> [AIM OF THE EXERCISE]
Scan the listing below for the word "icon" and copy every line that has it.

> [STUDY MATERIAL]
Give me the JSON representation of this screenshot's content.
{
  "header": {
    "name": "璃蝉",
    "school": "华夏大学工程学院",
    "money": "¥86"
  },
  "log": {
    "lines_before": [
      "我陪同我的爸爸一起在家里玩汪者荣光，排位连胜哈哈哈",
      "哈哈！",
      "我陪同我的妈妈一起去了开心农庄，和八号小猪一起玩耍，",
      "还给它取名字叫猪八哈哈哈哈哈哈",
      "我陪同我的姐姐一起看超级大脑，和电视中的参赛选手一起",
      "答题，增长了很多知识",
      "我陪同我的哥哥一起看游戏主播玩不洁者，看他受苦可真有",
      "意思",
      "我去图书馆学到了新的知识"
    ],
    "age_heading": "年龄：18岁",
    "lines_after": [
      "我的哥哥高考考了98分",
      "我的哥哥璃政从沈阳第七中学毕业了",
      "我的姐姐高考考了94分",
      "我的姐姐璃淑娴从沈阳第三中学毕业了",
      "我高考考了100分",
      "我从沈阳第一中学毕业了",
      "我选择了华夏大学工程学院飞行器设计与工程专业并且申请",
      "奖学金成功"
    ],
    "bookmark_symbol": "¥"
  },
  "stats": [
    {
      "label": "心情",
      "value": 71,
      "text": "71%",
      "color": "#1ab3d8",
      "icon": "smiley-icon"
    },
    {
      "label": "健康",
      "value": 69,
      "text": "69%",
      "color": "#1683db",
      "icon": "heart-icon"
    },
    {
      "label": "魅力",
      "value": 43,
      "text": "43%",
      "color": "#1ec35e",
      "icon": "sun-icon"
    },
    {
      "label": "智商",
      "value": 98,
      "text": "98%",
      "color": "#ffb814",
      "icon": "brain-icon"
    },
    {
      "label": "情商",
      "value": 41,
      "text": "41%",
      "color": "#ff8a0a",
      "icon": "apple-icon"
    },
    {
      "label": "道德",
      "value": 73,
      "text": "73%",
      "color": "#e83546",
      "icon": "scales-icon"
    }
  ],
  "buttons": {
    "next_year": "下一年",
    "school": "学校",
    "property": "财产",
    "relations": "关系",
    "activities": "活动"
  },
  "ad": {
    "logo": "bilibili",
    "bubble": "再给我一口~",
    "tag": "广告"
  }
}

> [ANSWER FOR THIS EXERCISE]
      "icon": "smiley-icon"
      "icon": "heart-icon"
      "icon": "sun-icon"
      "icon": "brain-icon"
      "icon": "apple-icon"
      "icon": "scales-icon"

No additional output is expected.